In addition to facing a possible jail sentence and hefty fines, you may end up being convicted of a crime. It’s the type of criminal conviction that will show up on a background search and may be used against you by a prospective employer. Since Illinois uses a point system for speeding tickets, you will be assigned points on your license for a conviction. If you accumulate a certain number of points. the Illinois Secretary of State may suspend your Driver’s License for a period of time. For instance, if you have 15 to 44 points on your license, your license may be suspended for 2 months. If you accumulate 100 to 109 points, your license will be suspended for 1 year. If your have 110 points or more on your license, your license may be revoked. A conviction for excessive speeding for a Class A or Class B misdemeanor, may lead to the suspension of your driver’s license, depending on how many points you have accumulated on your license. In a typical speeding ticket case, you may be eligible for Court Supervision. Court supervision is not considered a conviction. If you successfully complete the requirements of your Court Supervision, the speeding ticket will not be used against you to suspend your license. But if you are convicted of excessive speeding you may not be eligible for Court Supervision.

Whenever you receive a ticket, the ticket will be reported to the Secretary of State and will appear on your driving record. Even a sentence of Court Supervision will be reported to the Secretary of State and will appear on your driving record whenever anyone looks at it. There is no way to remove any ticket from your Secretary of State driving record.

Since the consequences of being charged with excessive speeding can be so severe, it is important that you hire an experienced excessive speeding lawyer who understands the law and has the experience to take all the steps necessary to make sure that you are not convicted of a crime and do not have your driver’s license taken away from you.

James Dimeas is a nationally-recognized, award-winning, speeding and excessive speeding lawyer. James Dimeas has been handling speeding and excessive speeding cases throughout Cook County, Chicago, DuPage County, Kane County, and Lake County for over 25 years. Recently, the American Society of Legal Advocates named James Dimeas a “Top 100 Criminal Defense Lawyer In the State of Illinois For the Year 2018.” The American Institute of Criminal Law Attorneys named James Dimeas a “10 Best Attorney for Client Satisfaction.” James Dimeas was named a “Best DUI Attorney” and a “Best Criminal Defense Lawyer in Chicago” by Expertise. The National Trial Lawyers named James Dimeas a “Top 100 Criminal Defense Lawyer.” The National Academy of Criminal Defense Attorneys awarded James Dimeas the “Top 10 Attorney Award for the State of Illinois.” AVVO rates James Dimeas as “Superb”, the highest rating possible for any speeding and excessive speeding attorney in the United States.

If you are charged with speeding or excessive speeding, you can contact James Dimeas anytime for a free and confidential consultation.
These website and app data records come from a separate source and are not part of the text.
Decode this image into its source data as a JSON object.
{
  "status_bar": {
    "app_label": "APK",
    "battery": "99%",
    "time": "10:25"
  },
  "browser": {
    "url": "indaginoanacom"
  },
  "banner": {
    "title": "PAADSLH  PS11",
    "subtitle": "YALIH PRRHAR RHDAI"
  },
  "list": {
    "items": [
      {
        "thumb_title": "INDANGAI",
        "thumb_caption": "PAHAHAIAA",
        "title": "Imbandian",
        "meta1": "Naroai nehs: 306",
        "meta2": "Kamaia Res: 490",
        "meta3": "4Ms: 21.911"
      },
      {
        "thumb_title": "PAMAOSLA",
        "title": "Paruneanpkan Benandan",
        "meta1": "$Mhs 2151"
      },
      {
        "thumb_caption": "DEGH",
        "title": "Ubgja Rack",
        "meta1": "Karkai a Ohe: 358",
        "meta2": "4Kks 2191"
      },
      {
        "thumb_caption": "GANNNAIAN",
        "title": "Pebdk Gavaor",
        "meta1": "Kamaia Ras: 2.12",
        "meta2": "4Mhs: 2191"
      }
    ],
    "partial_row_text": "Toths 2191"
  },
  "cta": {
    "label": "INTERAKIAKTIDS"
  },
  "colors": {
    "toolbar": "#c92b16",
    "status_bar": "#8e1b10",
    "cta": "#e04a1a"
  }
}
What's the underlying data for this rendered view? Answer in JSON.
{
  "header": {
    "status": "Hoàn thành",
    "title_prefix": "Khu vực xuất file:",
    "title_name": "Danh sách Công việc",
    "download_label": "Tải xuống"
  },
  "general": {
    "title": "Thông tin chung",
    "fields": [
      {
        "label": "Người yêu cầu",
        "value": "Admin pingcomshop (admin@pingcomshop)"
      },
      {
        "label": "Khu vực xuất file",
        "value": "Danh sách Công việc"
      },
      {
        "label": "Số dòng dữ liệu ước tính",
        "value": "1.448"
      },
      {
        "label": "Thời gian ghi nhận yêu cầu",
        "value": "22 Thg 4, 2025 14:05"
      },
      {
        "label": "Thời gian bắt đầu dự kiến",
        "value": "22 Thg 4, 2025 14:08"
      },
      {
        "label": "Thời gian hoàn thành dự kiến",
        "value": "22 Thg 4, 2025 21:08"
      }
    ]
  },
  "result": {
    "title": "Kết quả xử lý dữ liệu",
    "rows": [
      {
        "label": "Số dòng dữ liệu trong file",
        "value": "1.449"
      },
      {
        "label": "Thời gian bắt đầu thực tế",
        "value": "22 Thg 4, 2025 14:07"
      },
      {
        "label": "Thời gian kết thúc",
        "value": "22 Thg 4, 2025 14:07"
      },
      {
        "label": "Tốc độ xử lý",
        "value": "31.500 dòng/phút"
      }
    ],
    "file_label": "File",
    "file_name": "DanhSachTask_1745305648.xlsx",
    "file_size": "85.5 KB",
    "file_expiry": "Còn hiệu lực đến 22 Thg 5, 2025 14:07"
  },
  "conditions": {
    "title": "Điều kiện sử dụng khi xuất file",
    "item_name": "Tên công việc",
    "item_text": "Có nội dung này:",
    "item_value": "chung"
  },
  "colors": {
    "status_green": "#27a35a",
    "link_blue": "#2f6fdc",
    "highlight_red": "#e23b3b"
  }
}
You can always speak to James Dimeas by calling him at 847-807-7405.

Additional Blogs

Speed Limit on More of I-90 Increased, by James G. Dimeas, Chicago Criminal Lawyer Blog, March 29, 2018.

Can I Be Arrested for Speeding, by James G. Dimeas, Chicago Criminal Lawyer Blog, February 27, 2018.